-- Brief --
Within the data below, count the lines that include the word "action". Provide the number and nothing further.

──────── Records

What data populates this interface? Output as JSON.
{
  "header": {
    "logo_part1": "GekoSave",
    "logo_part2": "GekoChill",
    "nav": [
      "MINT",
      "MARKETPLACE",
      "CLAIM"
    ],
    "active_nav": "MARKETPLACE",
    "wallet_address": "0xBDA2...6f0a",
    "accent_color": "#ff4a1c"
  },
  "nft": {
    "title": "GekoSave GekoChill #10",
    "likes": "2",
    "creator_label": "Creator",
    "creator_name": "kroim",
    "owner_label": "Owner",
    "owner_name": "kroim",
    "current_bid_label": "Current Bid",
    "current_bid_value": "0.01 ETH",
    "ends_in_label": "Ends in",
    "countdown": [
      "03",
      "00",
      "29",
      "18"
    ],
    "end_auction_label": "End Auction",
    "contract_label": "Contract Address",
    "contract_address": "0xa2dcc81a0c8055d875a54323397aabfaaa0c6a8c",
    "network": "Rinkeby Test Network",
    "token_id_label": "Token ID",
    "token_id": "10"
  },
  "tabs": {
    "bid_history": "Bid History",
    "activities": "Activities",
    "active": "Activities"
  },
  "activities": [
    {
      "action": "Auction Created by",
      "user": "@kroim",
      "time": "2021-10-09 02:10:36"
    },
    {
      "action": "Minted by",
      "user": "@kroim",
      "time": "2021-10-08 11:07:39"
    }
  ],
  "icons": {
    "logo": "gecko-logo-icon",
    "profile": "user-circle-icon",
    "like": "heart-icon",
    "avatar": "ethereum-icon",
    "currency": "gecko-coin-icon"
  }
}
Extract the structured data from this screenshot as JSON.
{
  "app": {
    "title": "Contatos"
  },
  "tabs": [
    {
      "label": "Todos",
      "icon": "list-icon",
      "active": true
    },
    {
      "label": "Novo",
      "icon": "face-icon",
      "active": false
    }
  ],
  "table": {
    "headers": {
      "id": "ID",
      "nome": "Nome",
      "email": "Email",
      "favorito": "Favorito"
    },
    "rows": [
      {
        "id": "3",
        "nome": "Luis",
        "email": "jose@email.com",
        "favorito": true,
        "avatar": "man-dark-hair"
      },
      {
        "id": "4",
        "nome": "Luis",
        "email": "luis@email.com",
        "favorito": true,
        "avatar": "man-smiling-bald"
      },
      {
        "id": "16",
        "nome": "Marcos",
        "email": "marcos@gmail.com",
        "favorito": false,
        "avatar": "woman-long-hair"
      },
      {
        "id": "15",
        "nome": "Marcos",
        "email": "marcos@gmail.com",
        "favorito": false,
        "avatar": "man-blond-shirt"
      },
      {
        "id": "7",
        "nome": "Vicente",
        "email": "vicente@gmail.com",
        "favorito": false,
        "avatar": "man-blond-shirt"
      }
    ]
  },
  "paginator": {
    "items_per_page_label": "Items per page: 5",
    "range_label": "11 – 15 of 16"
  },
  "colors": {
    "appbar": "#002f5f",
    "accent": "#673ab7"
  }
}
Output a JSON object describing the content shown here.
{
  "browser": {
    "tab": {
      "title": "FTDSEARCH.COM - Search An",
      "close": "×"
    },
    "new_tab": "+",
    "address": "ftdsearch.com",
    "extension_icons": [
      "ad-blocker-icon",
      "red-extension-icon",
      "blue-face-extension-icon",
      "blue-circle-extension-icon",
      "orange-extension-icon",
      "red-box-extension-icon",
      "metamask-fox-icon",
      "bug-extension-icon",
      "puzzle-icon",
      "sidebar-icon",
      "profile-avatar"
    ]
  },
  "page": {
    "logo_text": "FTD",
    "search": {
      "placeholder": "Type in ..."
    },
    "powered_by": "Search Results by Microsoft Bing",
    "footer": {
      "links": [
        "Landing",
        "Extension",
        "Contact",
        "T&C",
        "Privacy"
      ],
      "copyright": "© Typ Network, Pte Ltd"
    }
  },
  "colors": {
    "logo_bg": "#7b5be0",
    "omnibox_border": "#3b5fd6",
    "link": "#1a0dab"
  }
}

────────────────

-- Answer for the task --
2